**WHAT TO PRODUCE**
Set the data down again, exactly as it appears below.

**DATA FOR PROCESSING**
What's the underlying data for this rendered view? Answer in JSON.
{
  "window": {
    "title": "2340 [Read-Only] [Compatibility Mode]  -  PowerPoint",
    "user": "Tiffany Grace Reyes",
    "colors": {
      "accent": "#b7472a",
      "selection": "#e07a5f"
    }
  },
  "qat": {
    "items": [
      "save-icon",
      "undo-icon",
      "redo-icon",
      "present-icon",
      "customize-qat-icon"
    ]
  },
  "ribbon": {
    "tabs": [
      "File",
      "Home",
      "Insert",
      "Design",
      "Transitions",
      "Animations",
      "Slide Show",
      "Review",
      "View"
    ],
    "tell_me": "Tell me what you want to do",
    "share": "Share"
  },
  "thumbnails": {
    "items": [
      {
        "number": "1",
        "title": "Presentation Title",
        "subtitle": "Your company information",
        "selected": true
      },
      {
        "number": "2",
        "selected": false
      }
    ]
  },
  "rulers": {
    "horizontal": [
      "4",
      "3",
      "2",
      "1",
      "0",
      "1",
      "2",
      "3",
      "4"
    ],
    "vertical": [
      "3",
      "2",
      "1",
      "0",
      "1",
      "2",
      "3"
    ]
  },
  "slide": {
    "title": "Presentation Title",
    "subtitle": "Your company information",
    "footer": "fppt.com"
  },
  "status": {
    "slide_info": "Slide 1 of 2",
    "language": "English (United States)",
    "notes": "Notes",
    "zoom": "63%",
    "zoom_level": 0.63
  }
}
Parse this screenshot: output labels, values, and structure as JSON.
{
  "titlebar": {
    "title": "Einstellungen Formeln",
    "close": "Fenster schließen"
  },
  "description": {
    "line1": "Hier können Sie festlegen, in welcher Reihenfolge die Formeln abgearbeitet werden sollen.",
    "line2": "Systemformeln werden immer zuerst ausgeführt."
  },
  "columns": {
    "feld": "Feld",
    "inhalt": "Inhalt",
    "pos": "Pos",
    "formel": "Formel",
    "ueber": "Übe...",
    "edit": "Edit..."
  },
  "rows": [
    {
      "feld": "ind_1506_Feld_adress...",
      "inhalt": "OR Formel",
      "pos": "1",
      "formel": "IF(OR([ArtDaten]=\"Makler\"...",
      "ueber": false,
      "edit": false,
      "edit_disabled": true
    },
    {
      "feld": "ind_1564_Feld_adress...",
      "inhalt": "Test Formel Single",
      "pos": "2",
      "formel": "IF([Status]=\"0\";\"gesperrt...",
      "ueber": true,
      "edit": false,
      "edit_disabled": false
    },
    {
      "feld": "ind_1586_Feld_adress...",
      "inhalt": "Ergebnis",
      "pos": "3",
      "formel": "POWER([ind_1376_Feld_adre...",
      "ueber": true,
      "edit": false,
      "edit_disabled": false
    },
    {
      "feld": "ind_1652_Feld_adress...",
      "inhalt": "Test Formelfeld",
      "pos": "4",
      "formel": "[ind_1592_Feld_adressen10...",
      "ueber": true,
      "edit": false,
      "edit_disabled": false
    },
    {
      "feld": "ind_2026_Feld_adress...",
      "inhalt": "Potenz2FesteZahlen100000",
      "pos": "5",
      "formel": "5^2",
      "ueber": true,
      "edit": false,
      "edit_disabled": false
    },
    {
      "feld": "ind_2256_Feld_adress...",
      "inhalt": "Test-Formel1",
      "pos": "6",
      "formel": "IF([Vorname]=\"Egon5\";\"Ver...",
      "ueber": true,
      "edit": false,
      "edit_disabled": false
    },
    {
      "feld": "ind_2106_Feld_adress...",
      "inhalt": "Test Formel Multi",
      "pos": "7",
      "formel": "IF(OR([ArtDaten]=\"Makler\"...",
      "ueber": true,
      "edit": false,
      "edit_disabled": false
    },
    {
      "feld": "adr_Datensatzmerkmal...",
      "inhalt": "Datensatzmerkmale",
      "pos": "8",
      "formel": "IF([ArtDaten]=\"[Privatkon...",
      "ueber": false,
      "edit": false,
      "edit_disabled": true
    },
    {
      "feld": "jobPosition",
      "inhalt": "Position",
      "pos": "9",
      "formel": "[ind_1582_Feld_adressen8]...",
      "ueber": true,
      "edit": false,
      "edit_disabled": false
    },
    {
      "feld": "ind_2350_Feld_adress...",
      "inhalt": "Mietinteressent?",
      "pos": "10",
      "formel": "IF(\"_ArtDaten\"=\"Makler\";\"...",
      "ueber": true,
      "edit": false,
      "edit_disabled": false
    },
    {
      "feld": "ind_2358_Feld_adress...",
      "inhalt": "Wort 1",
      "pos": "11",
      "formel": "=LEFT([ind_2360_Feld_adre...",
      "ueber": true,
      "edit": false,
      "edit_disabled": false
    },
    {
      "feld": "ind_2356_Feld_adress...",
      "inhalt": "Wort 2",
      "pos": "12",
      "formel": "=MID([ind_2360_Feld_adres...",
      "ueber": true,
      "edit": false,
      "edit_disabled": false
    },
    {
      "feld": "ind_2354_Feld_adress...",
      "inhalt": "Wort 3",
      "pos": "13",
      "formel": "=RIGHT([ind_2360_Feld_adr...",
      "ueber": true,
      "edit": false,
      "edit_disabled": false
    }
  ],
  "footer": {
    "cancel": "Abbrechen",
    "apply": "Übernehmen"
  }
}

**THE ANSWER**
What's the underlying data for this rendered view? Answer in JSON.
{
  "window": {
    "title": "2340 [Read-Only] [Compatibility Mode]  -  PowerPoint",
    "user": "Tiffany Grace Reyes",
    "colors": {
      "accent": "#b7472a",
      "selection": "#e07a5f"
    }
  },
  "qat": {
    "items": [
      "save-icon",
      "undo-icon",
      "redo-icon",
      "present-icon",
      "customize-qat-icon"
    ]
  },
  "ribbon": {
    "tabs": [
      "File",
      "Home",
      "Insert",
      "Design",
      "Transitions",
      "Animations",
      "Slide Show",
      "Review",
      "View"
    ],
    "tell_me": "Tell me what you want to do",
    "share": "Share"
  },
  "thumbnails": {
    "items": [
      {
        "number": "1",
        "title": "Presentation Title",
        "subtitle": "Your company information",
        "selected": true
      },
      {
        "number": "2",
        "selected": false
      }
    ]
  },
  "rulers": {
    "horizontal": [
      "4",
      "3",
      "2",
      "1",
      "0",
      "1",
      "2",
      "3",
      "4"
    ],
    "vertical": [
      "3",
      "2",
      "1",
      "0",
      "1",
      "2",
      "3"
    ]
  },
  "slide": {
    "title": "Presentation Title",
    "subtitle": "Your company information",
    "footer": "fppt.com"
  },
  "status": {
    "slide_info": "Slide 1 of 2",
    "language": "English (United States)",
    "notes": "Notes",
    "zoom": "63%",
    "zoom_level": 0.63
  }
}
Parse this screenshot: output labels, values, and structure as JSON.
{
  "titlebar": {
    "title": "Einstellungen Formeln",
    "close": "Fenster schließen"
  },
  "description": {
    "line1": "Hier können Sie festlegen, in welcher Reihenfolge die Formeln abgearbeitet werden sollen.",
    "line2": "Systemformeln werden immer zuerst ausgeführt."
  },
  "columns": {
    "feld": "Feld",
    "inhalt": "Inhalt",
    "pos": "Pos",
    "formel": "Formel",
    "ueber": "Übe...",
    "edit": "Edit..."
  },
  "rows": [
    {
      "feld": "ind_1506_Feld_adress...",
      "inhalt": "OR Formel",
      "pos": "1",
      "formel": "IF(OR([ArtDaten]=\"Makler\"...",
      "ueber": false,
      "edit": false,
      "edit_disabled": true
    },
    {
      "feld": "ind_1564_Feld_adress...",
      "inhalt": "Test Formel Single",
      "pos": "2",
      "formel": "IF([Status]=\"0\";\"gesperrt...",
      "ueber": true,
      "edit": false,
      "edit_disabled": false
    },
    {
      "feld": "ind_1586_Feld_adress...",
      "inhalt": "Ergebnis",
      "pos": "3",
      "formel": "POWER([ind_1376_Feld_adre...",
      "ueber": true,
      "edit": false,
      "edit_disabled": false
    },
    {
      "feld": "ind_1652_Feld_adress...",
      "inhalt": "Test Formelfeld",
      "pos": "4",
      "formel": "[ind_1592_Feld_adressen10...",
      "ueber": true,
      "edit": false,
      "edit_disabled": false
    },
    {
      "feld": "ind_2026_Feld_adress...",
      "inhalt": "Potenz2FesteZahlen100000",
      "pos": "5",
      "formel": "5^2",
      "ueber": true,
      "edit": false,
      "edit_disabled": false
    },
    {
      "feld": "ind_2256_Feld_adress...",
      "inhalt": "Test-Formel1",
      "pos": "6",
      "formel": "IF([Vorname]=\"Egon5\";\"Ver...",
      "ueber": true,
      "edit": false,
      "edit_disabled": false
    },
    {
      "feld": "ind_2106_Feld_adress...",
      "inhalt": "Test Formel Multi",
      "pos": "7",
      "formel": "IF(OR([ArtDaten]=\"Makler\"...",
      "ueber": true,
      "edit": false,
      "edit_disabled": false
    },
    {
      "feld": "adr_Datensatzmerkmal...",
      "inhalt": "Datensatzmerkmale",
      "pos": "8",
      "formel": "IF([ArtDaten]=\"[Privatkon...",
      "ueber": false,
      "edit": false,
      "edit_disabled": true
    },
    {
      "feld": "jobPosition",
      "inhalt": "Position",
      "pos": "9",
      "formel": "[ind_1582_Feld_adressen8]...",
      "ueber": true,
      "edit": false,
      "edit_disabled": false
    },
    {
      "feld": "ind_2350_Feld_adress...",
      "inhalt": "Mietinteressent?",
      "pos": "10",
      "formel": "IF(\"_ArtDaten\"=\"Makler\";\"...",
      "ueber": true,
      "edit": false,
      "edit_disabled": false
    },
    {
      "feld": "ind_2358_Feld_adress...",
      "inhalt": "Wort 1",
      "pos": "11",
      "formel": "=LEFT([ind_2360_Feld_adre...",
      "ueber": true,
      "edit": false,
      "edit_disabled": false
    },
    {
      "feld": "ind_2356_Feld_adress...",
      "inhalt": "Wort 2",
      "pos": "12",
      "formel": "=MID([ind_2360_Feld_adres...",
      "ueber": true,
      "edit": false,
      "edit_disabled": false
    },
    {
      "feld": "ind_2354_Feld_adress...",
      "inhalt": "Wort 3",
      "pos": "13",
      "formel": "=RIGHT([ind_2360_Feld_adr...",
      "ueber": true,
      "edit": false,
      "edit_disabled": false
    }
  ],
  "footer": {
    "cancel": "Abbrechen",
    "apply": "Übernehmen"
  }
}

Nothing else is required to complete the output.